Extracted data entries
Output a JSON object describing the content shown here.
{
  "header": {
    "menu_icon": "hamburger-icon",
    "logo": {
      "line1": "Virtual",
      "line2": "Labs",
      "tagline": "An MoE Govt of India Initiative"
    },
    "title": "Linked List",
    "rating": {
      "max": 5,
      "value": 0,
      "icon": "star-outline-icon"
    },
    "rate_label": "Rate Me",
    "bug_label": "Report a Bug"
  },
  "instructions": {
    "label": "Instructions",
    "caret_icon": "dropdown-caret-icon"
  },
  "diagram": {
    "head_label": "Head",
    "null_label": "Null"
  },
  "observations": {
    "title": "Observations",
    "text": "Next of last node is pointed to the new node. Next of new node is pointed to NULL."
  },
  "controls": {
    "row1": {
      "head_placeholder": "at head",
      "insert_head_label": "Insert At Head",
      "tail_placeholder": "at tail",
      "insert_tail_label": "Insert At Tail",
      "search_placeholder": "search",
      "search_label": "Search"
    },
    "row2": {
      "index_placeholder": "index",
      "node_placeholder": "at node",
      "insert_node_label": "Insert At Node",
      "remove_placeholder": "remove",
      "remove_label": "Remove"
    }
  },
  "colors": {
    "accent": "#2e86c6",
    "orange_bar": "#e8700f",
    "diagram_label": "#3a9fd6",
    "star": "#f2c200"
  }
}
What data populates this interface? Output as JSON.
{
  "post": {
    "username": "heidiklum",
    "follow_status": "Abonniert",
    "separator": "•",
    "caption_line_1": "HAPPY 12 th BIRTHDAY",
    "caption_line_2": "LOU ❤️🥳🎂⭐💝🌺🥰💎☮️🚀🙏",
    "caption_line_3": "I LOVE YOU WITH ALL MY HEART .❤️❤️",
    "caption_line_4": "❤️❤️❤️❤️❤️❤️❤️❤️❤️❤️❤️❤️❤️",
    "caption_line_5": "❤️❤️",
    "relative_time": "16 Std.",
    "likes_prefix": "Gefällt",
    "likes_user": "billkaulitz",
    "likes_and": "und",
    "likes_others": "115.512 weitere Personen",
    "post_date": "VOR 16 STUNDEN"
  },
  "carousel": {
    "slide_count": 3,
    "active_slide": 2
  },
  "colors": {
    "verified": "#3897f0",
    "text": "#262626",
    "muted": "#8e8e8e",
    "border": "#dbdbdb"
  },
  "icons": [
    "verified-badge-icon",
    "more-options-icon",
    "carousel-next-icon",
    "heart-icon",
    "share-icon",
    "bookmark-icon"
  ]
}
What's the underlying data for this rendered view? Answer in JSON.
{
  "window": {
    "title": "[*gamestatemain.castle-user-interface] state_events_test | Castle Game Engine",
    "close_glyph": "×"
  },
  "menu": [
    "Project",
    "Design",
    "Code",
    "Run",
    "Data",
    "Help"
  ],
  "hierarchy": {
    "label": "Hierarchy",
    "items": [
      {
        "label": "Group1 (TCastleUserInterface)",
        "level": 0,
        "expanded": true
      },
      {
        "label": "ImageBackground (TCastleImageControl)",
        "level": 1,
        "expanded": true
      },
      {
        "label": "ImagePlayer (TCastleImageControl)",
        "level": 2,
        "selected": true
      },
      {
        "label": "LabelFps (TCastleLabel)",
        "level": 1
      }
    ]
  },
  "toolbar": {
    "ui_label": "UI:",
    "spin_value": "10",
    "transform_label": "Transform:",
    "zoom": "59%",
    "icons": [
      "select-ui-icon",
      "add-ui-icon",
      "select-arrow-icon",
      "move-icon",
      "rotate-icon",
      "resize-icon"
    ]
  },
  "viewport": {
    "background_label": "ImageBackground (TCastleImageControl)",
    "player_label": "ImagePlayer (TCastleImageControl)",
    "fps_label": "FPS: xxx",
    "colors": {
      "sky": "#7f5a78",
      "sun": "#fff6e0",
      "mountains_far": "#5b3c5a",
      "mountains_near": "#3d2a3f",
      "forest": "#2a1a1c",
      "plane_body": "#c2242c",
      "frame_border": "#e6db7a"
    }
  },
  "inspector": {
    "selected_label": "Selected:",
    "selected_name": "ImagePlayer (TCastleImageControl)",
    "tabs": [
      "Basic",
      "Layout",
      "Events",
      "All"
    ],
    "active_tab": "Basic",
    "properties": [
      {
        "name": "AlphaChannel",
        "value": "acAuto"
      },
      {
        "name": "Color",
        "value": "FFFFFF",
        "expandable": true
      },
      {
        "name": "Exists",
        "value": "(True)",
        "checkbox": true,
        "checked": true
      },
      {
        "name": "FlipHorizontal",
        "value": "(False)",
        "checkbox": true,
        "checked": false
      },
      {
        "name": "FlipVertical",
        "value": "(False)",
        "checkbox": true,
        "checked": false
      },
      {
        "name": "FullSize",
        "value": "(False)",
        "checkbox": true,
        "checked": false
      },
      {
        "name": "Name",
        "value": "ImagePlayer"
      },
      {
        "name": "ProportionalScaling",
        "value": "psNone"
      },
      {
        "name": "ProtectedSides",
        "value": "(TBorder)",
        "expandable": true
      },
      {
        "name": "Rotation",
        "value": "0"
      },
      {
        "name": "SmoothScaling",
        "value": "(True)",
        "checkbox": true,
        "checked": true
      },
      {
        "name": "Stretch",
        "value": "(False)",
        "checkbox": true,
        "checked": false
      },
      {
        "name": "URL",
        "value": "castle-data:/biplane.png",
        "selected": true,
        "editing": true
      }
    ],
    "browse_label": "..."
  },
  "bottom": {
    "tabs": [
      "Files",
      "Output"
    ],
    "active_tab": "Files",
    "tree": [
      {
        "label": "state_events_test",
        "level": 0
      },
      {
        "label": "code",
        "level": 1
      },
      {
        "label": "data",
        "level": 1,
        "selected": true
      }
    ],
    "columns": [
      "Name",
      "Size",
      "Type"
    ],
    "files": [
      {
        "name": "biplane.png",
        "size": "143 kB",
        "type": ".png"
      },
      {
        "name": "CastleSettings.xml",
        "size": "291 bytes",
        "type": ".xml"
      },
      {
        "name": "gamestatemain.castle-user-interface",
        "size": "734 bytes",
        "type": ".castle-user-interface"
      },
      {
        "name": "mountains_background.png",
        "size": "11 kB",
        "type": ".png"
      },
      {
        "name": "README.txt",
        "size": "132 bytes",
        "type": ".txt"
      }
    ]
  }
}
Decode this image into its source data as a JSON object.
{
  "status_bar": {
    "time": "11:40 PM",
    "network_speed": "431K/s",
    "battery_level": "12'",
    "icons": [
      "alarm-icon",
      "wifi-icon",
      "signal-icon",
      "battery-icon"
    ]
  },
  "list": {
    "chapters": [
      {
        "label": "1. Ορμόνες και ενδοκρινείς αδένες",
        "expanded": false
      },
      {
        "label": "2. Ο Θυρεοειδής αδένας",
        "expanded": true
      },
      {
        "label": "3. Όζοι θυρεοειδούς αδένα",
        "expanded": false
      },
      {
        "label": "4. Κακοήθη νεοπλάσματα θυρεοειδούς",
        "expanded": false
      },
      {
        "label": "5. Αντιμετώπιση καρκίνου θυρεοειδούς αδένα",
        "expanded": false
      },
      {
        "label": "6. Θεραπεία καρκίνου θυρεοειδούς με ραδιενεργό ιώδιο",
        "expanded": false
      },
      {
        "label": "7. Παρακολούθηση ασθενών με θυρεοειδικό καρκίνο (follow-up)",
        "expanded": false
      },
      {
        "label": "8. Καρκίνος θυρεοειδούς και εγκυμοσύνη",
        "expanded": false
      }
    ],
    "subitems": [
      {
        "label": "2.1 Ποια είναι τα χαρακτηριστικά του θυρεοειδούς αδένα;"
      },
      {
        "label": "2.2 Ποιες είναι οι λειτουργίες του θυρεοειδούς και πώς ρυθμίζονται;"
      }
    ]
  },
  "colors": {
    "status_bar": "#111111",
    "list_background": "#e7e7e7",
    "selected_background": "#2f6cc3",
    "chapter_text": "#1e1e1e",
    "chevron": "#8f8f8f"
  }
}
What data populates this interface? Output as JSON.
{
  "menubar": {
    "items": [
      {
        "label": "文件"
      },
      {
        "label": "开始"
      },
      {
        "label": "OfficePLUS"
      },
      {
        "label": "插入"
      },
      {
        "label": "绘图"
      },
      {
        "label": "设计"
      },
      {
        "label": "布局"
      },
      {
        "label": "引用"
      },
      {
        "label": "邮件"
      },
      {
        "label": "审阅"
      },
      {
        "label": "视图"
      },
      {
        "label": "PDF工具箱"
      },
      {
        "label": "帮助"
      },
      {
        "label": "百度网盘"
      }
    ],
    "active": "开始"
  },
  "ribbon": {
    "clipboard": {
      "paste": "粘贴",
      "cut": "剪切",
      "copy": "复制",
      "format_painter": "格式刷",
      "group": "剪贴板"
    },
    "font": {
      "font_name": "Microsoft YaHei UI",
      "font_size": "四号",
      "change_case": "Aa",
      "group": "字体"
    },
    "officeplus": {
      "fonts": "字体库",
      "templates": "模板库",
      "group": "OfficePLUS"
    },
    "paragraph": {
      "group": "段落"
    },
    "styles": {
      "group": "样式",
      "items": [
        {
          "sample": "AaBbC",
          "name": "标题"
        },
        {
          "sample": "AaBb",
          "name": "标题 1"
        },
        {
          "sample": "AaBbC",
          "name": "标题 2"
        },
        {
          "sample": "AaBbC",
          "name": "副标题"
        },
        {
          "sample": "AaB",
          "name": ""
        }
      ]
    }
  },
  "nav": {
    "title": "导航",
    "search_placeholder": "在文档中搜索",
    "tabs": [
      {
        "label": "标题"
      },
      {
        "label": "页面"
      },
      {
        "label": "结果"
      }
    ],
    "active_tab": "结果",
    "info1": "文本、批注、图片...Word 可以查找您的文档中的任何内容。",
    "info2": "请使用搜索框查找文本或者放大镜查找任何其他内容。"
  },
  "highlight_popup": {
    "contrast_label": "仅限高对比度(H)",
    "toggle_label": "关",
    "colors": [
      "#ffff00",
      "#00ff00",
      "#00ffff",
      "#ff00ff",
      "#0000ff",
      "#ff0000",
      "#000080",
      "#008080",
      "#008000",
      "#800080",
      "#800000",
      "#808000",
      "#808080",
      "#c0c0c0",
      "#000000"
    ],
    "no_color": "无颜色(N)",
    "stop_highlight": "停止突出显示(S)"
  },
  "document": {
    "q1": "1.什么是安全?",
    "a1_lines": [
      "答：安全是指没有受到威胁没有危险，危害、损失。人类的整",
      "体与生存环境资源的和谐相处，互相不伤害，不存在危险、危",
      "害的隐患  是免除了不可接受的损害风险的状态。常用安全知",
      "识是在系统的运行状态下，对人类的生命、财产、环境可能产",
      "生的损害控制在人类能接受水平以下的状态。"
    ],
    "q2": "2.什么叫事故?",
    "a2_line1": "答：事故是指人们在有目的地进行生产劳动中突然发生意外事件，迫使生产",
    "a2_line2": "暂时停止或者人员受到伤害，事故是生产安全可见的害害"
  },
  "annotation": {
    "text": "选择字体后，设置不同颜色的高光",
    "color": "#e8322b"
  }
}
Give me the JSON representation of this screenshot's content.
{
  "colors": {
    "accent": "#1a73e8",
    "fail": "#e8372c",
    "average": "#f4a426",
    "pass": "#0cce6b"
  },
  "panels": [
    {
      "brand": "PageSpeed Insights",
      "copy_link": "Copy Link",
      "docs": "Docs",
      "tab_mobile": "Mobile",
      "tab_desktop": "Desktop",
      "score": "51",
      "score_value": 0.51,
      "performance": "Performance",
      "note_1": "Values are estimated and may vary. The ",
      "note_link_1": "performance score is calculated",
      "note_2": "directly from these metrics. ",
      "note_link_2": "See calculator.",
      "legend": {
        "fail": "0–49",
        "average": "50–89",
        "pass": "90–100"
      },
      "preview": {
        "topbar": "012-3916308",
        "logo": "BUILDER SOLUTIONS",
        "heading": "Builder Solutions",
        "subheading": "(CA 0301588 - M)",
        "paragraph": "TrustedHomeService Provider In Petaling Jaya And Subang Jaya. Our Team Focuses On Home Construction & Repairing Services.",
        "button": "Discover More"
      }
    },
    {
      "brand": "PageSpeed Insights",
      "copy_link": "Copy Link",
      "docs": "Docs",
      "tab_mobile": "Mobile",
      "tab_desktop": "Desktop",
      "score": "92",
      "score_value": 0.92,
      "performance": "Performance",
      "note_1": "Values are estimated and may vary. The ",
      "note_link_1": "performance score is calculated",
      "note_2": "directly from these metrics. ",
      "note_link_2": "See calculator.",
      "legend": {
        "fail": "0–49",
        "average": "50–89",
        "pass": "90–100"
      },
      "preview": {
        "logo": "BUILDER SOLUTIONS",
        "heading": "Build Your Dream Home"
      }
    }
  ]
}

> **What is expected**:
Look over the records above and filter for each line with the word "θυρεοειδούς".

> **Exercise solution**:
        "label": "3. Όζοι θυρεοειδούς αδένα",
        "label": "4. Κακοήθη νεοπλάσματα θυρεοειδούς",
        "label": "5. Αντιμετώπιση καρκίνου θυρεοειδούς αδένα",
        "label": "6. Θεραπεία καρκίνου θυρεοειδούς με ραδιενεργό ιώδιο",
        "label": "8. Καρκίνος θυρεοειδούς και εγκυμοσύνη",
        "label": "2.1 Ποια είναι τα χαρακτηριστικά του θυρεοειδούς αδένα;"
        "label": "2.2 Ποιες είναι οι λειτουργίες του θυρεοειδούς και πώς ρυθμίζονται;"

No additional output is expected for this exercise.